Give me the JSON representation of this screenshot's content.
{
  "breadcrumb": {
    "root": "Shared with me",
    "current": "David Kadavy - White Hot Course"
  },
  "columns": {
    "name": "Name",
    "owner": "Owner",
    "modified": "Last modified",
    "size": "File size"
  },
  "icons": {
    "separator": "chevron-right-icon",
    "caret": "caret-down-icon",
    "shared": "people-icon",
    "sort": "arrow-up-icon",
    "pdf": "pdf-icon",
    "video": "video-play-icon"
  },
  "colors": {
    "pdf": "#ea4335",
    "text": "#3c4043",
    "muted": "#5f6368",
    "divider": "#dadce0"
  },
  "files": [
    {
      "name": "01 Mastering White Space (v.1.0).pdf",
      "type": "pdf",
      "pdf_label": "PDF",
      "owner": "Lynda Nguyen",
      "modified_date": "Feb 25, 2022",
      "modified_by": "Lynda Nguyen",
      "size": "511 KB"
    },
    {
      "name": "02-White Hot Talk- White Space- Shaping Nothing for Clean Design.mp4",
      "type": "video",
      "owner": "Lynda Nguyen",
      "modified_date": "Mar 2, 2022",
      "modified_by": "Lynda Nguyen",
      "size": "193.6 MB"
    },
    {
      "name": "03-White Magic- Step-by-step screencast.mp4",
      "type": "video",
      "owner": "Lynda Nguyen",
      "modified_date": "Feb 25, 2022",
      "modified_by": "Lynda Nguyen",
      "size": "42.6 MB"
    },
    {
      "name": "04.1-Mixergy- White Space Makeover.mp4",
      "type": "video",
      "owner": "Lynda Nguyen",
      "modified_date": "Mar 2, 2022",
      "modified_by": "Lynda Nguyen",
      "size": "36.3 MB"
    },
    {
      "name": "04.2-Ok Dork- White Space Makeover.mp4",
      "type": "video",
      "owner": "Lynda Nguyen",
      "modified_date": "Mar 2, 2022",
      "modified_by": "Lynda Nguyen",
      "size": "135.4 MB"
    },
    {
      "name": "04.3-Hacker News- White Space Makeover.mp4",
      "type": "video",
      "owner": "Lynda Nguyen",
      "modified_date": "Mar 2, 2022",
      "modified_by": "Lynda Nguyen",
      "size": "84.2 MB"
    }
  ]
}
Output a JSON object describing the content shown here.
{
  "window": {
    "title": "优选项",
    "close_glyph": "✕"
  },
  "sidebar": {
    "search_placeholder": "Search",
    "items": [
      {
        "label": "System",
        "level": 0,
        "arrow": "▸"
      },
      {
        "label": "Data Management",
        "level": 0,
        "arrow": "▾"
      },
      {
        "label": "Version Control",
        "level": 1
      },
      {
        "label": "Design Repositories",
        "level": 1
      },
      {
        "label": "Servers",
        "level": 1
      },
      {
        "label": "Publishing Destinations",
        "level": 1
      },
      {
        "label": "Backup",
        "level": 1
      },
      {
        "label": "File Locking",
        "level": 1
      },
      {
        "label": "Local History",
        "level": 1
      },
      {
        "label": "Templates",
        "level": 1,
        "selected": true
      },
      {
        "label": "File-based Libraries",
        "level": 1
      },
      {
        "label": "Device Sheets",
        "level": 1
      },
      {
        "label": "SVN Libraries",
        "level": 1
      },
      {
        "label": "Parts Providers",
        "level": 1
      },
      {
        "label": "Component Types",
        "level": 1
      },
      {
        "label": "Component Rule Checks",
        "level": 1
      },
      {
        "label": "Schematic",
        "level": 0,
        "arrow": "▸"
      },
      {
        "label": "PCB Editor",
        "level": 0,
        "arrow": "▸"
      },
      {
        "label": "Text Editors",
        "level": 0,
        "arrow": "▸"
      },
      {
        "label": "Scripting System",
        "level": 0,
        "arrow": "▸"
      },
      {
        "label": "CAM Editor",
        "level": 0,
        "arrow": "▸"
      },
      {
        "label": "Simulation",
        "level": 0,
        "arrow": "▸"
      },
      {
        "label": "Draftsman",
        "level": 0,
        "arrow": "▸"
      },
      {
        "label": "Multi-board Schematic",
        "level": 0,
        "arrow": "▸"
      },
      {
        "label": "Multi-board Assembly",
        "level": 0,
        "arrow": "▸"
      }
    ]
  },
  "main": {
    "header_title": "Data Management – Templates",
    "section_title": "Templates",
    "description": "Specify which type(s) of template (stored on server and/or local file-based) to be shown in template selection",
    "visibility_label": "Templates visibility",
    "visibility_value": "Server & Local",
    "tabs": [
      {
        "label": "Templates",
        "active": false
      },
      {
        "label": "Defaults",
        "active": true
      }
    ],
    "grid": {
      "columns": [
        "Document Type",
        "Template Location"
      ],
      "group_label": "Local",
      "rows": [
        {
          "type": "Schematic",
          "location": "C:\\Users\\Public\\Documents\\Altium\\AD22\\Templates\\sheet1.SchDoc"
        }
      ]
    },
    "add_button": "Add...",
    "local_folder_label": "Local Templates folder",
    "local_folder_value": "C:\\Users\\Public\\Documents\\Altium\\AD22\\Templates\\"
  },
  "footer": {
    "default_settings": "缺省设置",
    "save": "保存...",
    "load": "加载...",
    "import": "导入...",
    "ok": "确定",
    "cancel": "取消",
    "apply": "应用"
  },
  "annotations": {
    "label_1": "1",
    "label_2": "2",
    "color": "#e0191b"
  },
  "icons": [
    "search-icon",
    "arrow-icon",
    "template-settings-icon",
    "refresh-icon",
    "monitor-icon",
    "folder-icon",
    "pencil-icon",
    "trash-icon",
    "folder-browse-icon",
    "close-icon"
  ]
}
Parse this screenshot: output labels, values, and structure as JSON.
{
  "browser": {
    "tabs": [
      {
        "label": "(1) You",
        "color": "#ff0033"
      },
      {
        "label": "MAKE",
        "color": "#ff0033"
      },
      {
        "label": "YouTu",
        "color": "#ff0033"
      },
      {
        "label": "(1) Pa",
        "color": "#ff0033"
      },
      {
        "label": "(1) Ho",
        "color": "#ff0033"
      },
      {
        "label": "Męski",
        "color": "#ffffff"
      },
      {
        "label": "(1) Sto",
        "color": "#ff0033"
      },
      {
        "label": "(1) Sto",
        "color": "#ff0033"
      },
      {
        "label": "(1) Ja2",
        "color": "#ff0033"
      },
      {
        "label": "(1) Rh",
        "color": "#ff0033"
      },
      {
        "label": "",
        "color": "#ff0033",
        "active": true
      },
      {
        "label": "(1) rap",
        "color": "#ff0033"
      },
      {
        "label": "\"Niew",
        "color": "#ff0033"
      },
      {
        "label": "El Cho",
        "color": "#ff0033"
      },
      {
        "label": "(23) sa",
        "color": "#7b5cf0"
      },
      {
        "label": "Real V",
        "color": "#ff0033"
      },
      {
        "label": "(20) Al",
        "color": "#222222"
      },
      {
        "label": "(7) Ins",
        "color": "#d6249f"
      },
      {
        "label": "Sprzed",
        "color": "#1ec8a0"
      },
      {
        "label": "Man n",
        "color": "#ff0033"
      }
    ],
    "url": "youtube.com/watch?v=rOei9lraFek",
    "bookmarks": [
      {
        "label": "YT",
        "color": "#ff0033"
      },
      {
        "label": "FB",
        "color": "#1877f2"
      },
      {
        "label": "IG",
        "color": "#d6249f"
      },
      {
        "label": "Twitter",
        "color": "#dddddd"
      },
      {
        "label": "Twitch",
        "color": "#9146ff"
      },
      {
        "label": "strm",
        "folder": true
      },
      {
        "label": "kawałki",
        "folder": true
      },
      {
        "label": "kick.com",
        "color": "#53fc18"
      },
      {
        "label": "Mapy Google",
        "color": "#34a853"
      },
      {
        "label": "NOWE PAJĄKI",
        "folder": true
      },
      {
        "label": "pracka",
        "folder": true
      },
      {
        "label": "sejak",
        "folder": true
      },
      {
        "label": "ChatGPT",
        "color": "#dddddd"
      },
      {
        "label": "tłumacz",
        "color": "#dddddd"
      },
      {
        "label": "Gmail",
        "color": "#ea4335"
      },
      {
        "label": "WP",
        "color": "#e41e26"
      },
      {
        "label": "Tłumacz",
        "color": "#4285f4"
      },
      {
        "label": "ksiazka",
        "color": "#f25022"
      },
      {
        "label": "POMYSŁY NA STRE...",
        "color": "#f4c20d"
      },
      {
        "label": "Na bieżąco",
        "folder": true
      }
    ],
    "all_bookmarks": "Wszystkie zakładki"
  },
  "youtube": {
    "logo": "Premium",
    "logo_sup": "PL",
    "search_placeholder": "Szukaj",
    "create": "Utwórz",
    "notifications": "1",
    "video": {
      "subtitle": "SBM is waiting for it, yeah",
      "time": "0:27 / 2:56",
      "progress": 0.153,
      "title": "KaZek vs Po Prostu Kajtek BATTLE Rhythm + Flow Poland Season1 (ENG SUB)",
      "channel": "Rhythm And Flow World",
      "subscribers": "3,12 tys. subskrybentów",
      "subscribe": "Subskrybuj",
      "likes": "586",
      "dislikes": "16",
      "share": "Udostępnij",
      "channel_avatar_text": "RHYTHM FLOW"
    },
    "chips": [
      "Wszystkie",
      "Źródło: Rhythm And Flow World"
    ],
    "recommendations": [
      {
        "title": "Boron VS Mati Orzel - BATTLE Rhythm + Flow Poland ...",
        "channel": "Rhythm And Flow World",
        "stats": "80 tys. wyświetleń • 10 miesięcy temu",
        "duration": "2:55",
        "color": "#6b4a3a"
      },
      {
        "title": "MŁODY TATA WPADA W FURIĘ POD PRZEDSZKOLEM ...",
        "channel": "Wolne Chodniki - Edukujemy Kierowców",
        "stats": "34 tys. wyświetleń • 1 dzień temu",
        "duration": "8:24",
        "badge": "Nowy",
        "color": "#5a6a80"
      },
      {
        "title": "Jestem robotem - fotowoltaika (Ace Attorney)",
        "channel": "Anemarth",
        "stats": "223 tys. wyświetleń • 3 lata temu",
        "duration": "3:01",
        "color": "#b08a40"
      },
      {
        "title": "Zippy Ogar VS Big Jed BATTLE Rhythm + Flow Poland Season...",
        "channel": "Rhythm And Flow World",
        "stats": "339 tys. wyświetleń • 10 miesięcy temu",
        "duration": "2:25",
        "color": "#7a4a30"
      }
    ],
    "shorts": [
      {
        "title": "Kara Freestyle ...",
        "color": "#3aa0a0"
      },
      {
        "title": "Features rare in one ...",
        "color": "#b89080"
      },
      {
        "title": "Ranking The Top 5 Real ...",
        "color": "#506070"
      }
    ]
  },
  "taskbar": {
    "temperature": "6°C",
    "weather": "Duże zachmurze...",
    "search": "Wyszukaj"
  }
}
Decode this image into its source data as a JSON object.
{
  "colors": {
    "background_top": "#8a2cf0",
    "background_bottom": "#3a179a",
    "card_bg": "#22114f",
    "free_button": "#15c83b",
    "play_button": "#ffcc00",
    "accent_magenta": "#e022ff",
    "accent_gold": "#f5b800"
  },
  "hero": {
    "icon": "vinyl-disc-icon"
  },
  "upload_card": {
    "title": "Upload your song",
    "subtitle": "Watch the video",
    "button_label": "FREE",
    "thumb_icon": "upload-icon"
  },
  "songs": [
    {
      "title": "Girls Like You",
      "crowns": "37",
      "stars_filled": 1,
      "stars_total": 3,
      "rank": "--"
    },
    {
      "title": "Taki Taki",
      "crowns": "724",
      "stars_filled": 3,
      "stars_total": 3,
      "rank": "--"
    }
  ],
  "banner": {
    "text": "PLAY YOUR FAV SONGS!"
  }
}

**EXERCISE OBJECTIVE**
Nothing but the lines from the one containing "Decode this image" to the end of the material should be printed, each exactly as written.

**RESULT OF THIS TASK**
Decode this image into its source data as a JSON object.
{
  "colors": {
    "background_top": "#8a2cf0",
    "background_bottom": "#3a179a",
    "card_bg": "#22114f",
    "free_button": "#15c83b",
    "play_button": "#ffcc00",
    "accent_magenta": "#e022ff",
    "accent_gold": "#f5b800"
  },
  "hero": {
    "icon": "vinyl-disc-icon"
  },
  "upload_card": {
    "title": "Upload your song",
    "subtitle": "Watch the video",
    "button_label": "FREE",
    "thumb_icon": "upload-icon"
  },
  "songs": [
    {
      "title": "Girls Like You",
      "crowns": "37",
      "stars_filled": 1,
      "stars_total": 3,
      "rank": "--"
    },
    {
      "title": "Taki Taki",
      "crowns": "724",
      "stars_filled": 3,
      "stars_total": 3,
      "rank": "--"
    }
  ],
  "banner": {
    "text": "PLAY YOUR FAV SONGS!"
  }
}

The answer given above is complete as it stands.